WORK INSTRUCTIONS >> Copy every line of the data that includes the string "COMPUSDT".

SOURCE DATA >>
--- --- ---
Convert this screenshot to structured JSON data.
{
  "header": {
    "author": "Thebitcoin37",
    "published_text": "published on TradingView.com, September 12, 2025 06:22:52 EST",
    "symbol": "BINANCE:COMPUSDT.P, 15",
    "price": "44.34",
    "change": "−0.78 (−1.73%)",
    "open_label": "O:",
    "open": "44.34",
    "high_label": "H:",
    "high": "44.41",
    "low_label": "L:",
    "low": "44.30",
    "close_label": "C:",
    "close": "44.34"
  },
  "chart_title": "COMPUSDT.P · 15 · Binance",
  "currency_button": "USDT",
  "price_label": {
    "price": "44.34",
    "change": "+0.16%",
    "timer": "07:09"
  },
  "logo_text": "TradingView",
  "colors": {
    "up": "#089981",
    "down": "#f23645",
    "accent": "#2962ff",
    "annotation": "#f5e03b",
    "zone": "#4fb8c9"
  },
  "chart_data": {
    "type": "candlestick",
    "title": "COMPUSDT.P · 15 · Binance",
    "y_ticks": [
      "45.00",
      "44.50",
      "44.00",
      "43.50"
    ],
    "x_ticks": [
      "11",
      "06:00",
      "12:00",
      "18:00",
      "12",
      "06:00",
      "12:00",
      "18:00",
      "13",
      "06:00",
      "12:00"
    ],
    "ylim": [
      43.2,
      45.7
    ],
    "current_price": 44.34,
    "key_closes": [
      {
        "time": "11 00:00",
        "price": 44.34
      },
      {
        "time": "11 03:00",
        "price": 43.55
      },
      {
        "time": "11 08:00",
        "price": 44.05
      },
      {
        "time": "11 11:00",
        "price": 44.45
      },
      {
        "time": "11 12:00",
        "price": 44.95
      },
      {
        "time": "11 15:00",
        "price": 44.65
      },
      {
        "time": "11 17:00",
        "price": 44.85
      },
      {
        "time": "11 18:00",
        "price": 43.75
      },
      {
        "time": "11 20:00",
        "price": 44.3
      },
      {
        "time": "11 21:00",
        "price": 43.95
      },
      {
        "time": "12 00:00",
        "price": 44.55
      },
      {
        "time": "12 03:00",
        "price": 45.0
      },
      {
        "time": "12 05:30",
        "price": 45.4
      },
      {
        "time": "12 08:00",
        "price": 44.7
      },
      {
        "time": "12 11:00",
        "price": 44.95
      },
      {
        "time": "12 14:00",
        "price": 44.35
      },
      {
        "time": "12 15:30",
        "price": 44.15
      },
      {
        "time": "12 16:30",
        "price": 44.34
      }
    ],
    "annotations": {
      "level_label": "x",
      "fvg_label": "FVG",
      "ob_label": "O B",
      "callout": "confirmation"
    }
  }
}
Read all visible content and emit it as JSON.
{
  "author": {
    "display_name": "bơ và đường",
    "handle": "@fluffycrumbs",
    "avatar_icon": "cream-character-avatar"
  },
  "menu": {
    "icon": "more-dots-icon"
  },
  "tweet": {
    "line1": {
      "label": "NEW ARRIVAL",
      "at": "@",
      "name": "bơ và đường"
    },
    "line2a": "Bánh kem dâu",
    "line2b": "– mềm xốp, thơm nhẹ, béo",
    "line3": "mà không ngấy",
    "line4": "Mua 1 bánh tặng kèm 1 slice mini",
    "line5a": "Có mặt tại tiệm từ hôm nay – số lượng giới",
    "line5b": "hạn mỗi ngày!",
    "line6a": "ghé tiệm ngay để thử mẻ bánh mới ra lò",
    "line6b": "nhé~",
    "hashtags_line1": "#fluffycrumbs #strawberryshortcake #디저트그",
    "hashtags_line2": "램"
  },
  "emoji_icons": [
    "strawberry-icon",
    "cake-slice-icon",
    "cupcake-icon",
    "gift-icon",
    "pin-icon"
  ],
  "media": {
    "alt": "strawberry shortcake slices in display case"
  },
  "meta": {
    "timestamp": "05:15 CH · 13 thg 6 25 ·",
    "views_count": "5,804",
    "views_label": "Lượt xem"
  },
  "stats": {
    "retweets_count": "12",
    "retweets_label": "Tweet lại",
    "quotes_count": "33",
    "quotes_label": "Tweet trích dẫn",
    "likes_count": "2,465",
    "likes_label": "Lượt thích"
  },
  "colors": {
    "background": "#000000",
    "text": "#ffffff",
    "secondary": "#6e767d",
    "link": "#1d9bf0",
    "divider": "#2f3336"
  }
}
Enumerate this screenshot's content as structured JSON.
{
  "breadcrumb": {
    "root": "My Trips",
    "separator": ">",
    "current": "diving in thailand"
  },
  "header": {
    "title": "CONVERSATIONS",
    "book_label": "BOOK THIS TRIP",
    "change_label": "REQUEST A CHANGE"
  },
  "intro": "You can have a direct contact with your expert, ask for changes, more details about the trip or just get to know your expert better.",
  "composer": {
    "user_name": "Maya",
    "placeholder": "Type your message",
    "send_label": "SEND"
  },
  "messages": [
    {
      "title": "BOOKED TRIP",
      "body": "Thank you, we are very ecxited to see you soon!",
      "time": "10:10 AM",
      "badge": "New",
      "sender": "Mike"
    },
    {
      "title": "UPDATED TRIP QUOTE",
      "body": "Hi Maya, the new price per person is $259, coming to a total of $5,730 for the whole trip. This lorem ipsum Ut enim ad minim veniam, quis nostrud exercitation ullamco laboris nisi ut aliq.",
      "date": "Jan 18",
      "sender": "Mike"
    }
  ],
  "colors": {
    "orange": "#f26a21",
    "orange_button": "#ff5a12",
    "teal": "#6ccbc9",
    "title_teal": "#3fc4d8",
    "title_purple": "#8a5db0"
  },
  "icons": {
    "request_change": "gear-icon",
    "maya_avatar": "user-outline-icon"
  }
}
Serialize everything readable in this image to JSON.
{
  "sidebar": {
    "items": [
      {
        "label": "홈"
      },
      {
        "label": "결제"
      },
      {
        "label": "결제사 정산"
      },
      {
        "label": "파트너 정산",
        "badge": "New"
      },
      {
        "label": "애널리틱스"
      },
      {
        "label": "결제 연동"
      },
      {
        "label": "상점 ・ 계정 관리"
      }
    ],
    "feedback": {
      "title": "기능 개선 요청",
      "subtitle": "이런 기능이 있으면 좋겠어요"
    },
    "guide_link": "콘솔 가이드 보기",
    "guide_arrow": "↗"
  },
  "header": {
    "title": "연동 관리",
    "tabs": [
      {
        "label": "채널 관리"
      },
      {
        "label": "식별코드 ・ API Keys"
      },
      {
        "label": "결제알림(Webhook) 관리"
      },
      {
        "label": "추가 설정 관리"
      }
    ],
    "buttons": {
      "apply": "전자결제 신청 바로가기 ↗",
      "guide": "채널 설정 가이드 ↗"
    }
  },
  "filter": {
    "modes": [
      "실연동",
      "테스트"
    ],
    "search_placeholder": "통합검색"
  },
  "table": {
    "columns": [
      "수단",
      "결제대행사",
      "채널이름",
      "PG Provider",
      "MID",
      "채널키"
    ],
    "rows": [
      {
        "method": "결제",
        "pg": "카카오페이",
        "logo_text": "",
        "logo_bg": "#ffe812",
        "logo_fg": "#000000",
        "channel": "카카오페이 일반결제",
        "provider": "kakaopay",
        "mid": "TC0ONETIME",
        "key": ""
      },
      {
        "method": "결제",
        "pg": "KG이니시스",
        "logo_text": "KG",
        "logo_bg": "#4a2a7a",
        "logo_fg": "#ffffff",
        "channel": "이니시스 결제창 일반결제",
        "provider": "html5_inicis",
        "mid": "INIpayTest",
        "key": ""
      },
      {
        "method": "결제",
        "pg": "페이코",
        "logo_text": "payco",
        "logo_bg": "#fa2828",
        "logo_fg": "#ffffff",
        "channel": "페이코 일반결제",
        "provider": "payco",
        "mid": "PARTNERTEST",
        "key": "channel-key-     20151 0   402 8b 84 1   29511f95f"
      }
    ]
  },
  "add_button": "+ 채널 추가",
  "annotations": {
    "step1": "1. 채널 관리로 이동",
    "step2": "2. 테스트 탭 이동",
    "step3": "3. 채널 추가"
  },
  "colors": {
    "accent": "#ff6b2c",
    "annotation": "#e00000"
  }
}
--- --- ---
ANSWER AREA >>
    "symbol": "BINANCE:COMPUSDT.P, 15",
  "chart_title": "COMPUSDT.P · 15 · Binance",
    "title": "COMPUSDT.P · 15 · Binance",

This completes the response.